What are fragrances?
Fragrances are olfactory compositions that require a perfumer's unique expertise. They are mixtures of several dozen ingredients of synthetic or natural origin. They are unique and are not protected by intellectual property rights such as patents. To protect their know-how, perfumers do not reveal their secrets or their recipes. In response to growing demand from our consumers, NGOs and distributors, we have drawn up a transparency policy in partnership with perfumers, to provide clear, accessible information about the composition of our fragrances.
In cosmetic products, the presence of a fragrance is indicated in the list of ingredients under the name “PARFUM/FRAGRANCE”. On product packaging, only regulated allergens contained in the fragrance are listed in the list of ingredients, to inform consumers that may be at risk. Allergens in perfumery are synthetic or natural substances, found in particular in certain essential oils.
Where do they come from?
There are 2 types of ingredients used in the composition of fragrances:
- Obtained by synthesis
- Or extracted from natural ingredients
The arrival of synthetic ingredients at the beginning of the 20th century revolutionized and modernized the perfume world. The palette of ingredients was multiplied by four and enabled the perfume industry to reinvent itself by moving into new olfactory territories.
Without synthetic molecules in the composition of a fragrance, it would be impossible, for example, to reproduce certain fresh floral scents, like lilac, lily of the valley or jasmine... Indeed, these flowers remain 'mute' when you try to distil them or extract their scent.
Why are they used?
The role of smells in social relationships and well-being has been known for millennia. Already used in ancient Egypt, perfume is one of the most ancient beauty rituals. A few centuries later, France is recognized around the world as the cradle of modern perfumery.
Fragrance ingredients are present in the composition of perfumes, eaux de toilette and eaux de Cologne. They are also used to perfume cosmetic products, such as skin creams and shampoos. Fragrance contributes to the overall performance of products.
Perfuming of products
Why are they being questioned?
Whether natural or synthetic, some fragrance ingredients are perceived to cause allergies and others as containing suspected reprotoxic and endocrine disrupting substances.
Others are identified as persistent in the environment.
- Fragrance ingredients are subject to risk assessment by the IFRA, a body which strictly regulates the use of each fragrance ingredient in each product category. European cosmetic regulations also govern their use.
- Olfactory compositions are subject to an initial safety evaluation by the supplier. They must then meet L'Oréal's specifications, which may go beyond what is required by international regulations. Finally, they are evaluated in a formula, considering exposure that corresponds to the conditions of use (frequency, mode and area of application). In the case of cosmetic products, exposure to the fragrance is very low as its content rarely exceeds 1%. This dual evaluation by both the supplier and by our teams of toxicologists guarantees that the products are used safely, minimising the risk of allergy.

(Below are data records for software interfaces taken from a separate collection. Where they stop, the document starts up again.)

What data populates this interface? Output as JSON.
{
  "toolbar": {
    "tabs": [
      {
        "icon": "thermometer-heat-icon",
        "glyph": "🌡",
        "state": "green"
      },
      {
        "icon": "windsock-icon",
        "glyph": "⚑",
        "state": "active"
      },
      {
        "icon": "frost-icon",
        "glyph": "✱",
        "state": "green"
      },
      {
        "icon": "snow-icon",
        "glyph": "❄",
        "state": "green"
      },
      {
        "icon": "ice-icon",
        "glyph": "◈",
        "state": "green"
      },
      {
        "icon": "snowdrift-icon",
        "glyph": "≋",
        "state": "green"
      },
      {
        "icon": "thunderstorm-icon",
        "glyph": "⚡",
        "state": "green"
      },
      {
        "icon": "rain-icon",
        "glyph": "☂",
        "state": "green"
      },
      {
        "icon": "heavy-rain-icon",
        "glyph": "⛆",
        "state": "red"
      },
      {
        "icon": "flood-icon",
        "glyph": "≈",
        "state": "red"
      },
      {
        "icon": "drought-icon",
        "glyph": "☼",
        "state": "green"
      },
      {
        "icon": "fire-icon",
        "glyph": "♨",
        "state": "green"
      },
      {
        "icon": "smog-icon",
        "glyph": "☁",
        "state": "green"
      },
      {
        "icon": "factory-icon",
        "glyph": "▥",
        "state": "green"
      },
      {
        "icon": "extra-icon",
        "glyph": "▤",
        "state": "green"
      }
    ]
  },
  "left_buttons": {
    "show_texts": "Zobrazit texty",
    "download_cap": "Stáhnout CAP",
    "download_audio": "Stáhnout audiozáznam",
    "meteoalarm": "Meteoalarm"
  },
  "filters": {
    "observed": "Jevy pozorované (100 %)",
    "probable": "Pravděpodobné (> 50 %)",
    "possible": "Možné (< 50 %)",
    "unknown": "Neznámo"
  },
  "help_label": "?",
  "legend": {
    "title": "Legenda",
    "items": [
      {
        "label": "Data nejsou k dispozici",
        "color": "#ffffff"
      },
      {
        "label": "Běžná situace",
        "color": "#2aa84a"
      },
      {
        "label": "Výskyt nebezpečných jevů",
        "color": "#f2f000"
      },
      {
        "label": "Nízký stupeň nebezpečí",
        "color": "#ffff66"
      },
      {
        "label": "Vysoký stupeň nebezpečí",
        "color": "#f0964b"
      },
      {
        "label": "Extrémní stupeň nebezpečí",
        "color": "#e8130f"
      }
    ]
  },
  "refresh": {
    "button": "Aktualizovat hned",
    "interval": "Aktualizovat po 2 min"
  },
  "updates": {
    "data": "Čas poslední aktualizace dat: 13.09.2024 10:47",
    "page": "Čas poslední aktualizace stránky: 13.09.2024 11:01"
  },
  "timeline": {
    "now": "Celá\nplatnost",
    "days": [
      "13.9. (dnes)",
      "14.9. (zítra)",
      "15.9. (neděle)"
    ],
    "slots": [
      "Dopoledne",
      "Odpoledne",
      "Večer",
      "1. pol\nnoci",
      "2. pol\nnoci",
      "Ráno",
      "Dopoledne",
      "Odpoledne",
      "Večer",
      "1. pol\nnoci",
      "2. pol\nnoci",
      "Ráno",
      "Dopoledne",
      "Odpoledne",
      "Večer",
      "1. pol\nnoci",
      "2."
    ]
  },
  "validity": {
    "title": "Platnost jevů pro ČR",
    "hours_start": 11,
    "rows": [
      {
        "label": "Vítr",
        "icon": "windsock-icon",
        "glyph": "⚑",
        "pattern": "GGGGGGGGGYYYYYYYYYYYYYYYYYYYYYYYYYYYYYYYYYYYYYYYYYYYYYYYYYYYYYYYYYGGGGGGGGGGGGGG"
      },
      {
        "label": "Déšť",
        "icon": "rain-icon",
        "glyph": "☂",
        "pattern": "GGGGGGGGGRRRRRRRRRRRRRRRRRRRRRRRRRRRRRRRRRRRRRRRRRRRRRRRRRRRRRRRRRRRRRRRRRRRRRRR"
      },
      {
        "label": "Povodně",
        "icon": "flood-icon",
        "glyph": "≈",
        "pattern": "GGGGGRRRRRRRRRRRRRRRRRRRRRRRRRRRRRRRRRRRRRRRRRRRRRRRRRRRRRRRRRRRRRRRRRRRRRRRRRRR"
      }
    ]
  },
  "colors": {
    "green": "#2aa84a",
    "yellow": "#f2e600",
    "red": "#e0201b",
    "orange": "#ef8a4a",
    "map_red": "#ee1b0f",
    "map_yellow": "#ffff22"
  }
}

- Recent studies have included certain fragrance ingredients on lists of potential endocrine disrupters. According to the World Health Organization (WHO), fragrance ingredients are not endocrine disruptors.

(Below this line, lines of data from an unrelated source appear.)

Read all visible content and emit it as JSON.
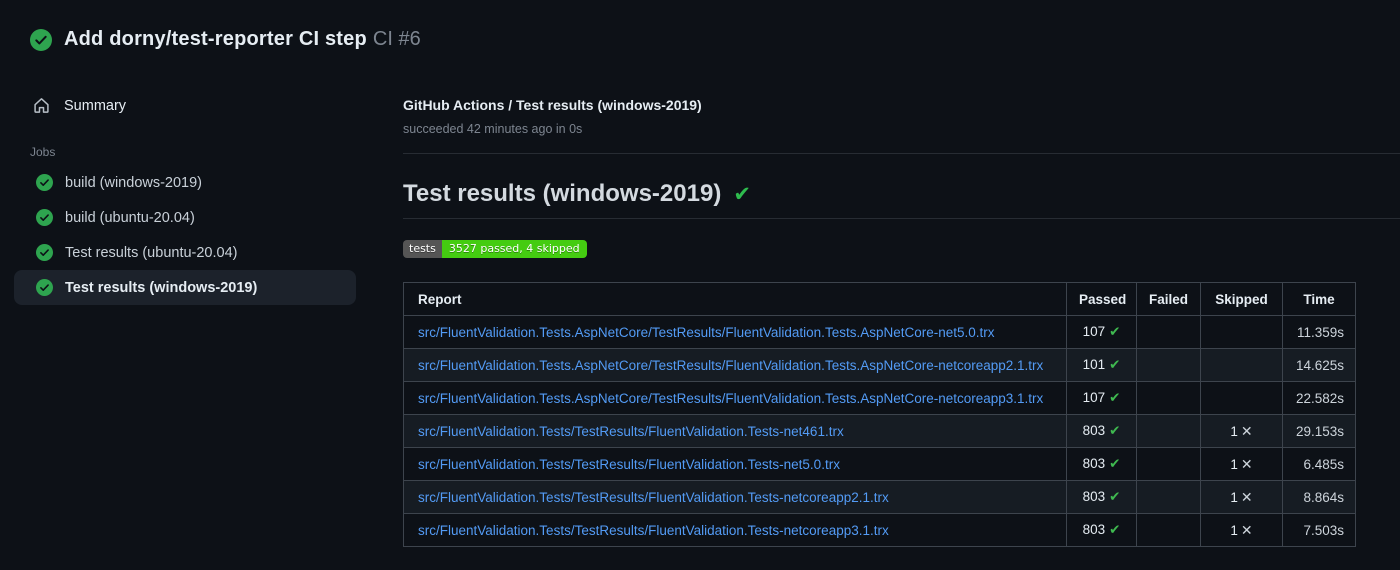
{
  "header": {
    "title": "Add dorny/test-reporter CI step",
    "run_number": "CI #6",
    "status": "success"
  },
  "sidebar": {
    "summary_label": "Summary",
    "jobs_label": "Jobs",
    "jobs": [
      {
        "label": "build (windows-2019)",
        "status": "success",
        "selected": false
      },
      {
        "label": "build (ubuntu-20.04)",
        "status": "success",
        "selected": false
      },
      {
        "label": "Test results (ubuntu-20.04)",
        "status": "success",
        "selected": false
      },
      {
        "label": "Test results (windows-2019)",
        "status": "success",
        "selected": true
      }
    ]
  },
  "main": {
    "check_title": "GitHub Actions / Test results (windows-2019)",
    "check_status": "succeeded 42 minutes ago in 0s",
    "section_title": "Test results (windows-2019)",
    "section_status_icon": "✔",
    "badge": {
      "label": "tests",
      "value": "3527 passed, 4 skipped",
      "label_bg": "#555555",
      "value_bg": "#44cc11"
    },
    "table": {
      "headers": [
        "Report",
        "Passed",
        "Failed",
        "Skipped",
        "Time"
      ],
      "pass_icon": "✔",
      "skip_icon": "✕",
      "rows": [
        {
          "report": "src/FluentValidation.Tests.AspNetCore/TestResults/FluentValidation.Tests.AspNetCore-net5.0.trx",
          "passed": "107",
          "failed": "",
          "skipped": "",
          "time": "11.359s"
        },
        {
          "report": "src/FluentValidation.Tests.AspNetCore/TestResults/FluentValidation.Tests.AspNetCore-netcoreapp2.1.trx",
          "passed": "101",
          "failed": "",
          "skipped": "",
          "time": "14.625s"
        },
        {
          "report": "src/FluentValidation.Tests.AspNetCore/TestResults/FluentValidation.Tests.AspNetCore-netcoreapp3.1.trx",
          "passed": "107",
          "failed": "",
          "skipped": "",
          "time": "22.582s"
        },
        {
          "report": "src/FluentValidation.Tests/TestResults/FluentValidation.Tests-net461.trx",
          "passed": "803",
          "failed": "",
          "skipped": "1",
          "time": "29.153s"
        },
        {
          "report": "src/FluentValidation.Tests/TestResults/FluentValidation.Tests-net5.0.trx",
          "passed": "803",
          "failed": "",
          "skipped": "1",
          "time": "6.485s"
        },
        {
          "report": "src/FluentValidation.Tests/TestResults/FluentValidation.Tests-netcoreapp2.1.trx",
          "passed": "803",
          "failed": "",
          "skipped": "1",
          "time": "8.864s"
        },
        {
          "report": "src/FluentValidation.Tests/TestResults/FluentValidation.Tests-netcoreapp3.1.trx",
          "passed": "803",
          "failed": "",
          "skipped": "1",
          "time": "7.503s"
        }
      ]
    }
  },
  "colors": {
    "background": "#0d1117",
    "success_green": "#2ea44f",
    "check_green": "#3fb950",
    "link_blue": "#539bf5",
    "table_border": "#3d444d",
    "selected_item_bg": "#1c222b"
  }
}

How are they used in our products?
We use fragrance ingredients to create the Group's perfumes, eaux de toilette and eaux de Cologne products. The level of fragrance in these products may reach 25%.
We also use fragrance ingredients to perfume cosmetic products. For example, we put between 0.1 and 0.5% fragrance in skin care products and 1% in haircare products.

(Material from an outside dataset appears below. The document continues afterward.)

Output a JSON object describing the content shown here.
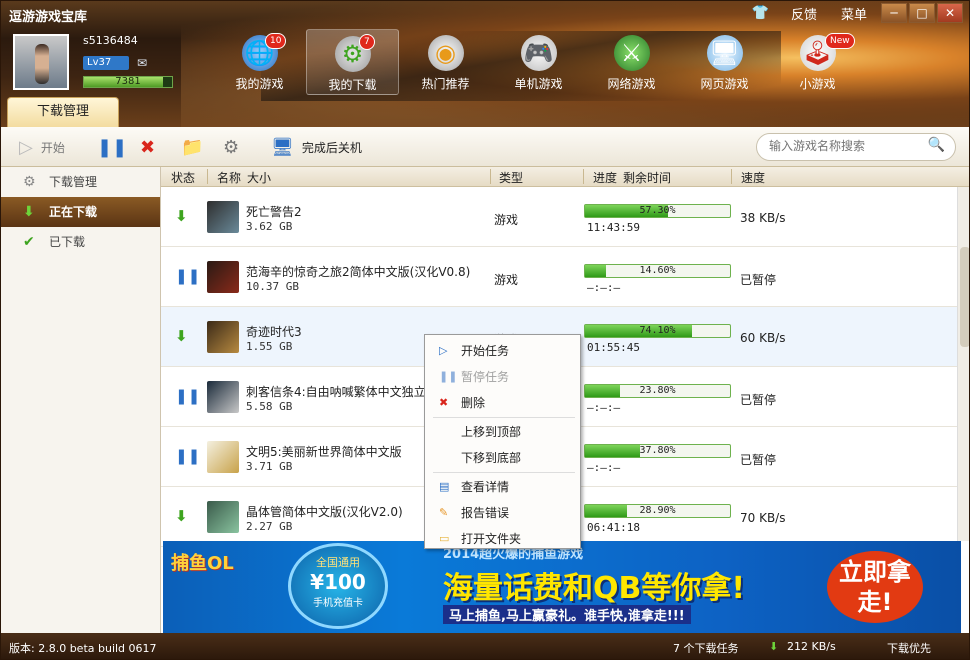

The fragrances we use in our products for babies, children and people with atopic skin are formulated to minimize the risk of allergies.
To limit the impact on the environment, we are working on more eco-responsible fragrances.